With mean length of operation comparing favourably with other reported series,11,14 the mean length of stay in hospital in our series was similar to the average stay reported in the literature.18–20 Immediate postoperative complications included pneumothorax, haemothorax, and Horner’s syndrome. These compare favourably with other reported series.11–12,18,19,21 The majority of our patients complained of pain in the postoperative period lasting for more than three days. Gossot et al reported that most of their patients complained of pain in the postoperative period ranging from two to four weeks, many of whom needed morphine.19 Kopelman et al reported neuralgic pains lasting up to few months with a mean (SD) duration of 2.8 (1.9) months.14

Though endoscopic thoracic sympathectomy is quick and effective, it is associated at times with very troublesome sequelae. Paradoxically, the operation, which was performed for relief of palmar hyperhidrosis, is followed by a remarkable compensatory hyperhidrosis. The reported incidence in the literature varies from 37% to 84%.11–12,19,21–23 According to Shelley et al its frequency reflects the extensiveness of the denervation.24 The larger the number of glands removed from thermoregulatory control, the greater the response that one can anticipate from the remaining glands. In our series 20 patients (77%) complained of postoperative hyperhidrosis. Gustatory phenomenon after sympathectomy has been reported widely18,19,22,23; in our series five patients reported sweating over the face while eating.

The result of this postal audit has provided useful data about the possible postoperative problems. This has enabled us to improve the information given to the patients preoperatively. As the operation is intended to improve quality of life, the patients should be aware of possible postoperative sequelae. This can used as a baseline for a detailed consent form. It can also be used as a screening test to determine which patients are sufficiently motivated to undergo surgery, as well as to avoid possible medicolegal problems in future.

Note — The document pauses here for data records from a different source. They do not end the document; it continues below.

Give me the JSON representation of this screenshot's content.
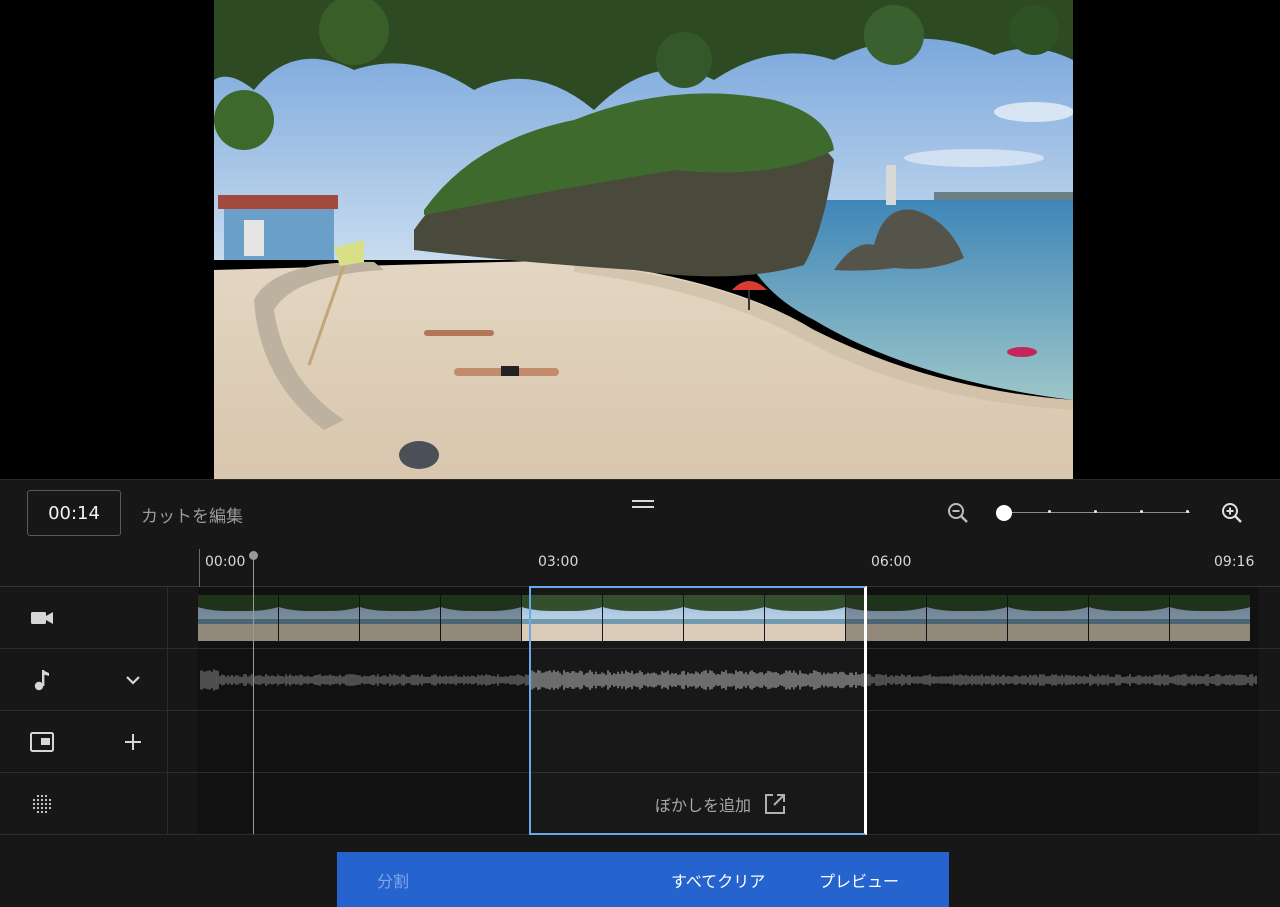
{
  "player": {
    "current_time": "00:14"
  },
  "editor": {
    "title": "カットを編集",
    "zoom_level": 0.0
  },
  "timeline": {
    "ticks": [
      "00:00",
      "03:00",
      "06:00",
      "09:16"
    ],
    "selection_start": "03:00",
    "selection_end": "06:00"
  },
  "tracks": [
    {
      "name": "video",
      "icon": "video-camera-icon"
    },
    {
      "name": "audio",
      "icon": "music-note-icon",
      "action": "chevron-down-icon"
    },
    {
      "name": "end-screen",
      "icon": "picture-in-picture-icon",
      "action": "plus-icon"
    },
    {
      "name": "blur",
      "icon": "blur-dots-icon"
    }
  ],
  "blur": {
    "link_label": "ぼかしを追加"
  },
  "actions": {
    "split_label": "分割",
    "clear_all_label": "すべてクリア",
    "preview_label": "プレビュー"
  },
  "colors": {
    "accent": "#2563cf",
    "selection_border": "#6aa9e8",
    "panel_bg": "#171717"
  }
}
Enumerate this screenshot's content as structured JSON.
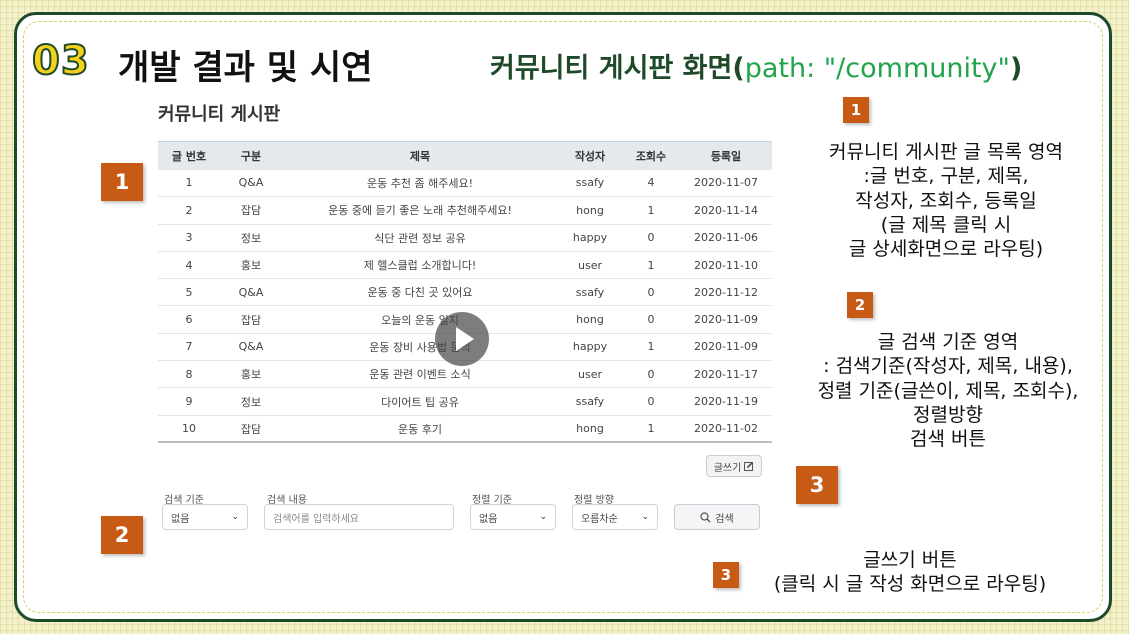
{
  "header": {
    "number": "03",
    "title": "개발 결과 및 시연",
    "subtitle_main": "커뮤니티 게시판 화면(",
    "subtitle_path": "path: \"/community\"",
    "subtitle_close": ")"
  },
  "board": {
    "title": "커뮤니티 게시판",
    "columns": [
      "글 번호",
      "구분",
      "제목",
      "작성자",
      "조회수",
      "등록일"
    ],
    "rows": [
      [
        "1",
        "Q&A",
        "운동 추천 좀 해주세요!",
        "ssafy",
        "4",
        "2020-11-07"
      ],
      [
        "2",
        "잡담",
        "운동 중에 듣기 좋은 노래 추천해주세요!",
        "hong",
        "1",
        "2020-11-14"
      ],
      [
        "3",
        "정보",
        "식단 관련 정보 공유",
        "happy",
        "0",
        "2020-11-06"
      ],
      [
        "4",
        "홍보",
        "제 헬스클럽 소개합니다!",
        "user",
        "1",
        "2020-11-10"
      ],
      [
        "5",
        "Q&A",
        "운동 중 다친 곳 있어요",
        "ssafy",
        "0",
        "2020-11-12"
      ],
      [
        "6",
        "잡담",
        "오늘의 운동 일지",
        "hong",
        "0",
        "2020-11-09"
      ],
      [
        "7",
        "Q&A",
        "운동 장비 사용법 문의",
        "happy",
        "1",
        "2020-11-09"
      ],
      [
        "8",
        "홍보",
        "운동 관련 이벤트 소식",
        "user",
        "0",
        "2020-11-17"
      ],
      [
        "9",
        "정보",
        "다이어트 팁 공유",
        "ssafy",
        "0",
        "2020-11-19"
      ],
      [
        "10",
        "잡담",
        "운동 후기",
        "hong",
        "1",
        "2020-11-02"
      ]
    ],
    "write_button": "글쓰기"
  },
  "search": {
    "criteria_label": "검색 기준",
    "criteria_value": "없음",
    "content_label": "검색 내용",
    "content_placeholder": "검색어를 입력하세요",
    "sort_label": "정렬 기준",
    "sort_value": "없음",
    "direction_label": "정렬 방향",
    "direction_value": "오름차순",
    "button": "검색"
  },
  "annotations": {
    "badge_1": "1",
    "badge_2": "2",
    "badge_3": "3",
    "desc_1": [
      "커뮤니티 게시판 글 목록 영역",
      ":글 번호, 구분, 제목,",
      "작성자, 조회수, 등록일",
      "(글 제목 클릭 시",
      "글 상세화면으로 라우팅)"
    ],
    "desc_2": [
      "글 검색 기준 영역",
      ": 검색기준(작성자, 제목, 내용),",
      "정렬 기준(글쓴이, 제목, 조회수),",
      "정렬방향",
      "검색 버튼"
    ],
    "desc_3": [
      "글쓰기 버튼",
      "(클릭 시 글 작성 화면으로 라우팅)"
    ]
  },
  "colors": {
    "accent_orange": "#c75b16",
    "title_green": "#1f4a2a",
    "path_green": "#21a44b",
    "number_yellow": "#f4d21b"
  }
}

The vast majority of the patients who undergo sympathectomy for hyperhidrosis are pleased with the results. Careful patient selection and preoperative counselling are important to ensure a satisfactory outcome. In patients with Raynaud’s phenomenon and excessive facial blushing, thoracic sympathectomy is equally beneficial.